Following are differential diagnoses, listed in order of likelihood,* for patients presented with hyperkalemia.

  • Pseudohyperkalemia
    • Potassium EDTA contamination
    • Hemolysis (in vitro or in vivo) or RBC leakage in certain Asian breeds that have high-potassium erythrocytes (eg, Shiba Inu) or any breed with marked reticulocytosis
    • Thrombocytosis and, possibly, marked leukocytosis (eg, leukemia)
    • Contamination with high-potassium fluids due to collection from improperly flushed IV line
  • Urethral (or, less likely, bilateral ureteral) obstruction
  • Acute kidney injury (oliguric/anuric)
  • End-stage kidney disease (oliguric/anuric) 
  • Uroabdomen
  • Hypoadrenocorticism
  • Chronic kidney disease
  • Drug-induced/iatrogenic cause; usually only in combination with other issues (eg, decreased renal function). May decrease renal excretion and/or affect transcellular movement
    • ACE inhibitors (eg, enalapril)
    • Aldosterone antagonists (eg, spironolactone)
    • Angiotensin II-receptor blockers (eg, telmisartan) 
    • NSAIDs
    • Cyclosporine or tacrolimus
    • Trimethoprim/sulfonamides (trimethoprim decreases potassium excretion in the distal renal tubule) 
    • Trilostane
    • Mitotane
    • Heparin
    • Total parenteral nutrition
    • Digoxin
    • β blockers
  • Metabolic (rarely respiratory) acidosis
  • Insulin deficiency
  • Massive tissue damage (eg, rhabdomyolysis, reperfusion injury after thromboembolic event, gastric torsion)
  • Trichuris vulpis infection 
  • Severe malabsorption
  • Salmonellosis
  • Perforated duodenal ulcer 
  • Chylous effusions following drainage
  • Peritoneal effusion (cats)
  • Hyporeninemic hypoaldosteronism 
  • Late pregnancy (greyhounds) 
  • Acute tumor lysis syndrome
  • Strenuous exercise 
  • Hyperkalemic periodic paralysis
  • Increased intake
    • Excessive potassium supplementation in IV fluids
    • High-dose potassium penicillin

*Order of likelihood is based on the author’s personal experience.

References

For global readers, a calculator to convert laboratory values, dosages, and other measurements to SI units can be found here.

Material from Clinician's Brief may not be reproduced, distributed, or used in whole or in part without prior permission of Educational Concepts, LLC. For questions or inquiries please contact us.

Podcasts

Clinician's Brief:
The Podcast

Listen as host Beckie Mossor, RVT, talks with the authors of your favorite Clinician’s Brief articles.
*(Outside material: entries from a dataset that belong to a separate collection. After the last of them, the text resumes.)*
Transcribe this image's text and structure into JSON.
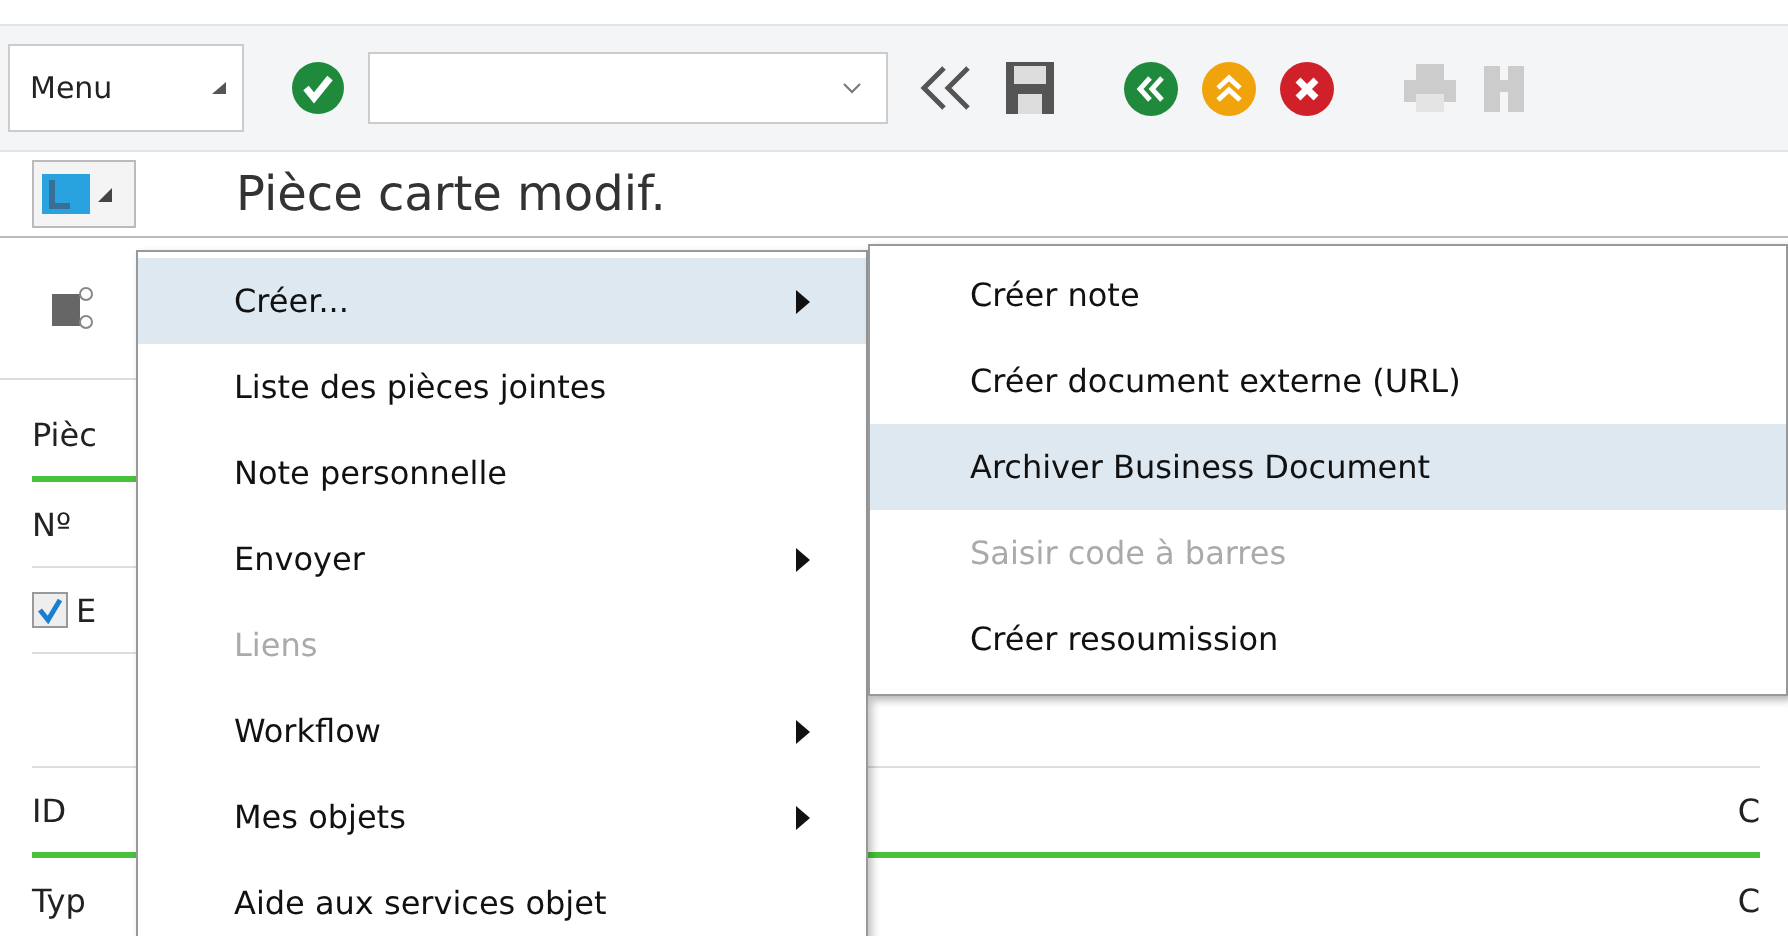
{
  "toolbar": {
    "menu_label": "Menu"
  },
  "title": "Pièce carte modif.",
  "form": {
    "header_labels": [
      "Pièc",
      "Nº"
    ],
    "checkbox": {
      "label": "E",
      "checked": true
    },
    "lower_labels": [
      "ID",
      "Typ"
    ],
    "right_labels": [
      "C",
      "C"
    ]
  },
  "context_menu": [
    {
      "label": "Créer...",
      "submenu": true,
      "disabled": false,
      "selected": true
    },
    {
      "label": "Liste des pièces jointes",
      "submenu": false,
      "disabled": false,
      "selected": false
    },
    {
      "label": "Note personnelle",
      "submenu": false,
      "disabled": false,
      "selected": false
    },
    {
      "label": "Envoyer",
      "submenu": true,
      "disabled": false,
      "selected": false
    },
    {
      "label": "Liens",
      "submenu": false,
      "disabled": true,
      "selected": false
    },
    {
      "label": "Workflow",
      "submenu": true,
      "disabled": false,
      "selected": false
    },
    {
      "label": "Mes objets",
      "submenu": true,
      "disabled": false,
      "selected": false
    },
    {
      "label": "Aide aux services objet",
      "submenu": false,
      "disabled": false,
      "selected": false
    }
  ],
  "submenu": [
    {
      "label": "Créer note",
      "disabled": false,
      "selected": false
    },
    {
      "label": "Créer document externe (URL)",
      "disabled": false,
      "selected": false
    },
    {
      "label": "Archiver Business Document",
      "disabled": false,
      "selected": true
    },
    {
      "label": "Saisir code à barres",
      "disabled": true,
      "selected": false
    },
    {
      "label": "Créer resoumission",
      "disabled": false,
      "selected": false
    }
  ]
}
Dig deeper and explore the conversations behind the content here.
Clinician's Brief provides relevant diagnostic and treatment information for small animal practitioners. It has been ranked the #1 most essential publication by small animal veterinarians for 9 years.*

*2007-2017 PERQ and Essential Media Studies
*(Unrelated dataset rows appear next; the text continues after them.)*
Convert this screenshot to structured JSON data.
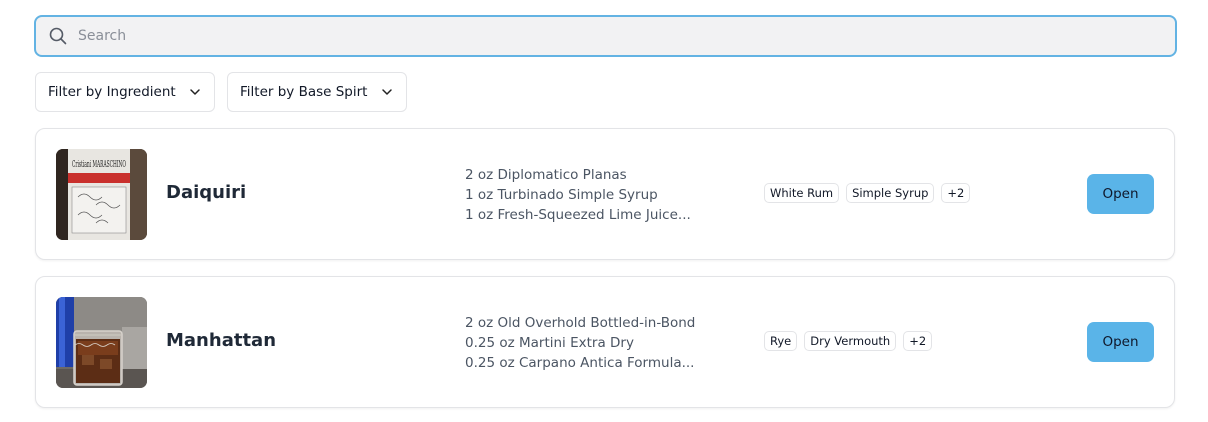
{
  "search": {
    "placeholder": "Search",
    "value": ""
  },
  "filters": {
    "ingredient_label": "Filter by Ingredient",
    "base_spirit_label": "Filter by Base Spirt"
  },
  "cocktails": [
    {
      "name": "Daiquiri",
      "ingredients": [
        "2 oz Diplomatico Planas",
        "1 oz Turbinado Simple Syrup",
        "1 oz Fresh-Squeezed Lime Juice..."
      ],
      "tags": [
        "White Rum",
        "Simple Syrup",
        "+2"
      ],
      "open_label": "Open",
      "image_label": "Cristiani MARASCHINO"
    },
    {
      "name": "Manhattan",
      "ingredients": [
        "2 oz Old Overhold Bottled-in-Bond",
        "0.25 oz Martini Extra Dry",
        "0.25 oz Carpano Antica Formula..."
      ],
      "tags": [
        "Rye",
        "Dry Vermouth",
        "+2"
      ],
      "open_label": "Open"
    }
  ],
  "colors": {
    "accent": "#5ab4e8",
    "search_border": "#63b3e3",
    "search_bg": "#f2f2f3",
    "card_border": "#e3e4e7"
  },
  "icons": {
    "search": "search-icon",
    "dropdown": "chevron-down-icon"
  }
}
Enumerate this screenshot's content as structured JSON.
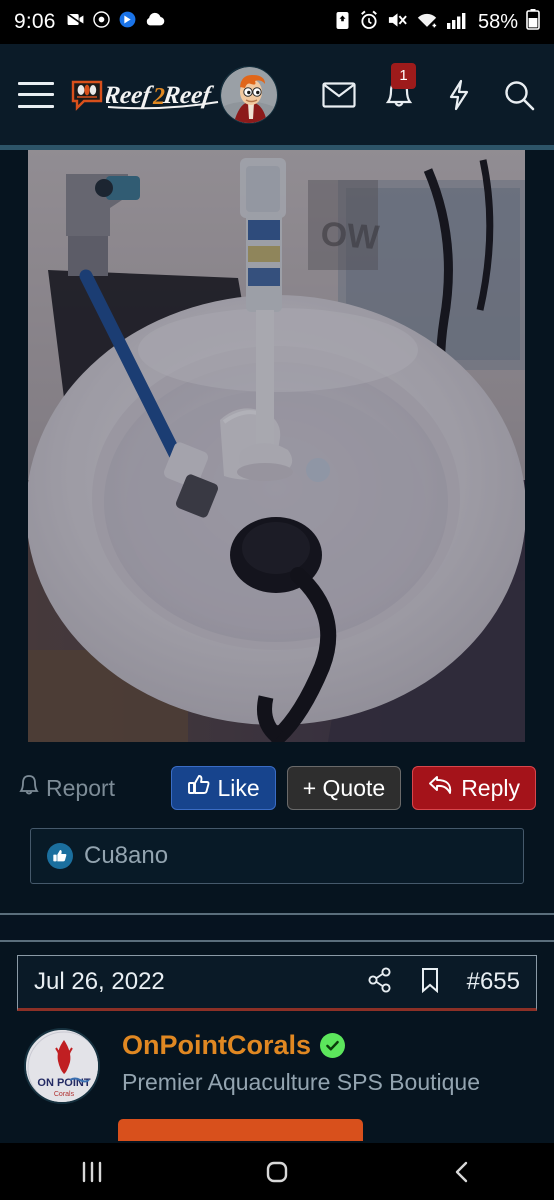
{
  "statusbar": {
    "time": "9:06",
    "battery_percent": "58%",
    "left_icons": [
      "screen-record-icon",
      "target-icon",
      "bixby-icon",
      "cloud-icon"
    ],
    "right_icons": [
      "battery-saver-icon",
      "alarm-icon",
      "mute-icon",
      "wifi-icon",
      "signal-icon",
      "battery-icon"
    ]
  },
  "header": {
    "menu_label": "menu",
    "brand": "Reef2Reef",
    "brand_accent_color": "#e08822",
    "avatar_alt": "user-avatar",
    "icons": [
      {
        "name": "inbox-icon",
        "badge": ""
      },
      {
        "name": "alerts-icon",
        "badge": "1"
      },
      {
        "name": "whats-new-icon",
        "badge": ""
      },
      {
        "name": "search-icon",
        "badge": ""
      }
    ],
    "alerts_badge": "1",
    "accent_underline_color": "#2d5468"
  },
  "post_image": {
    "alt": "white-cylindrical-sump-reservoir-with-dosing-tube-and-pump"
  },
  "actions": {
    "report_label": "Report",
    "like_label": "Like",
    "quote_label": "+ Quote",
    "reply_label": "Reply",
    "like_color": "#17448d",
    "quote_color": "#2e2e2e",
    "reply_color": "#a4131a"
  },
  "likes": {
    "users": "Cu8ano"
  },
  "next_post": {
    "date": "Jul 26, 2022",
    "post_number": "#655",
    "share_icon": "share-icon",
    "bookmark_icon": "bookmark-icon",
    "author_name": "OnPointCorals",
    "author_verified": true,
    "author_tagline": "Premier Aquaculture SPS Boutique",
    "author_name_color": "#e08822",
    "avatar_logo_line1": "ON  POINT",
    "avatar_logo_line2": "Corals"
  },
  "navbar": {
    "recents_label": "recents",
    "home_label": "home",
    "back_label": "back"
  }
}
© 2018 Educational Concepts, L.L.C. dba Brief Media ™ All Rights Reserved. Privacy Policy (Updated 05/08/2018) Terms of Use (Updated 05/08/2018)